Collected data entries:
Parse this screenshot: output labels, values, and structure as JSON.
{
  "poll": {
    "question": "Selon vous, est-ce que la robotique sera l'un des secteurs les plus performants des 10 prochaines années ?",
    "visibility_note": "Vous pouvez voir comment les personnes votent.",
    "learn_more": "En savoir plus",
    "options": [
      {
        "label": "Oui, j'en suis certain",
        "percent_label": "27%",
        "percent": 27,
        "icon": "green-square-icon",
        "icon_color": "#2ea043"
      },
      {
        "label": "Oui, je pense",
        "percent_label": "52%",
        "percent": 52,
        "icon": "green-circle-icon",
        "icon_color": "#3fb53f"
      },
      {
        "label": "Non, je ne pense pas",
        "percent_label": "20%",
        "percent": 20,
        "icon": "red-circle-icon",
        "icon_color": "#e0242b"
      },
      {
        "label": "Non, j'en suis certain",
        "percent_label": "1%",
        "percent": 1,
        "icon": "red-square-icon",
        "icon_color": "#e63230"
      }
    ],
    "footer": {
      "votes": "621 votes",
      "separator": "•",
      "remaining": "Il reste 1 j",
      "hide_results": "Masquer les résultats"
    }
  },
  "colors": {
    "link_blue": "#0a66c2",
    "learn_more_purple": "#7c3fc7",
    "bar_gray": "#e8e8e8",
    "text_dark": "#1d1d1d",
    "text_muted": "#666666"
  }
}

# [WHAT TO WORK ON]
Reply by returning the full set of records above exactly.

# [RESULT OF THIS EXERCISE]
Parse this screenshot: output labels, values, and structure as JSON.
{
  "poll": {
    "question": "Selon vous, est-ce que la robotique sera l'un des secteurs les plus performants des 10 prochaines années ?",
    "visibility_note": "Vous pouvez voir comment les personnes votent.",
    "learn_more": "En savoir plus",
    "options": [
      {
        "label": "Oui, j'en suis certain",
        "percent_label": "27%",
        "percent": 27,
        "icon": "green-square-icon",
        "icon_color": "#2ea043"
      },
      {
        "label": "Oui, je pense",
        "percent_label": "52%",
        "percent": 52,
        "icon": "green-circle-icon",
        "icon_color": "#3fb53f"
      },
      {
        "label": "Non, je ne pense pas",
        "percent_label": "20%",
        "percent": 20,
        "icon": "red-circle-icon",
        "icon_color": "#e0242b"
      },
      {
        "label": "Non, j'en suis certain",
        "percent_label": "1%",
        "percent": 1,
        "icon": "red-square-icon",
        "icon_color": "#e63230"
      }
    ],
    "footer": {
      "votes": "621 votes",
      "separator": "•",
      "remaining": "Il reste 1 j",
      "hide_results": "Masquer les résultats"
    }
  },
  "colors": {
    "link_blue": "#0a66c2",
    "learn_more_purple": "#7c3fc7",
    "bar_gray": "#e8e8e8",
    "text_dark": "#1d1d1d",
    "text_muted": "#666666"
  }
}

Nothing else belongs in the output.